The surface area of Yemen is 527,970 km², divided into XXX. The population density is 40 per km². About 2/3 of Yemen's area is uninhabited.
Yemen takes up the souther tip of the Arabian peninsula. The country is defined by the sea, the mountains of Asir, where it meets Saudi Arabia. The border to Oman is more political than cultural, as the regions on both sides of this border are quite seperate from their respective capitals.
Yemen is listed without any perennial rivers or lakes, only wadis that dry out in summer.
Yemen has no permanent rivers. Seasonal rivers, called wadi, cut through the landscape all over and allow some flow of water to keep oases inhabitable.
Borders and Coastlines
1,746 km (Saudi Arabia 1,458 km, Oman 288 km).
Coastline: 1,906 km.
Highest and lowest points
Highest point: Nabi Shu'ayb mountain 3,760 m
Where the montains end, Yemen quickly turns into desert. Yemen shares the Rub al-Khali with Saudi Arabia, the largest expanse of sand in the world.
Arable land: 2.8%
The mountains of Yemen are dominated by jagged peaks. The western highland has fertile soil and sufficient rainfall. The central highlands is more like a plateau mainly with rolling hills. Yemen has the highest mountain in the Arab world, the Nabi Shu'ayn
It's the mountains that makes Yemen habitable. The climate in the Yemeni mountains is the most pleasant on the entire Arabian peninsula, and fertile. Yet, in the lowlands, the climate can meet the extremes, and in the Tihama region one find some of the hottest and most humid climates in the world. Annual maximum temperatures usually pass 50ºC, and humidity can climb to 70%.

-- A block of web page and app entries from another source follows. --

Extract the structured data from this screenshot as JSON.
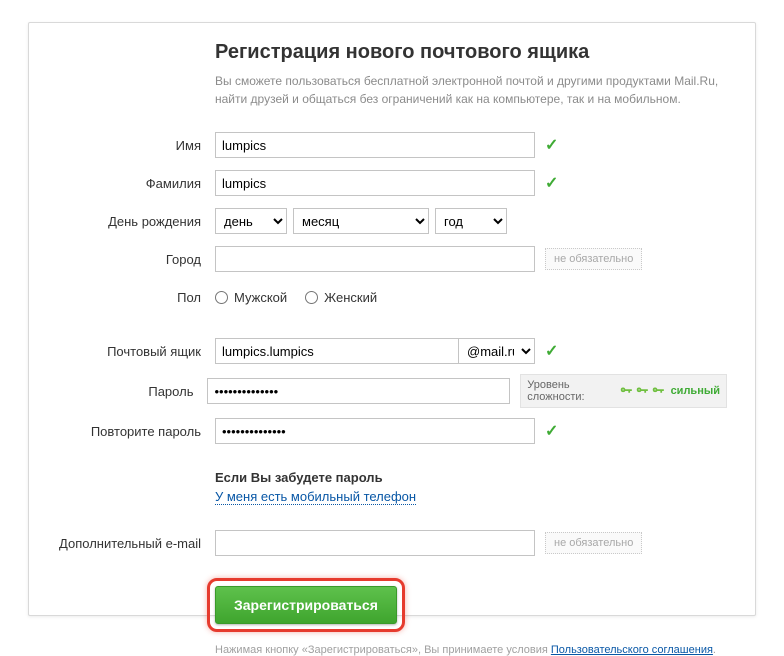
{
  "title": "Регистрация нового почтового ящика",
  "subtitle": "Вы сможете пользоваться бесплатной электронной почтой и другими продуктами Mail.Ru, найти друзей и общаться без ограничений как на компьютере, так и на мобильном.",
  "labels": {
    "firstname": "Имя",
    "lastname": "Фамилия",
    "birthday": "День рождения",
    "city": "Город",
    "gender": "Пол",
    "mailbox": "Почтовый ящик",
    "password": "Пароль",
    "password_repeat": "Повторите пароль",
    "additional_email": "Дополнительный e-mail"
  },
  "values": {
    "firstname": "lumpics",
    "lastname": "lumpics",
    "city": "",
    "mailbox": "lumpics.lumpics",
    "password": "••••••••••••••",
    "password_repeat": "••••••••••••••",
    "additional_email": ""
  },
  "selects": {
    "day": "день",
    "month": "месяц",
    "year": "год",
    "domain": "@mail.ru"
  },
  "gender": {
    "male": "Мужской",
    "female": "Женский"
  },
  "optional": "не обязательно",
  "strength": {
    "label": "Уровень сложности:",
    "value": "сильный"
  },
  "forgot": {
    "title": "Если Вы забудете пароль",
    "link": "У меня есть мобильный телефон"
  },
  "submit": "Зарегистрироваться",
  "terms": {
    "prefix": "Нажимая кнопку «Зарегистрироваться», Вы принимаете условия ",
    "link": "Пользовательского соглашения",
    "suffix": "."
  }
}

The highest mountains of Yemen can have up to 750 mm of annual rainfall. Some regions of the western highlands can have up to 1,500 mm, while coastal Aden has only 125 mm.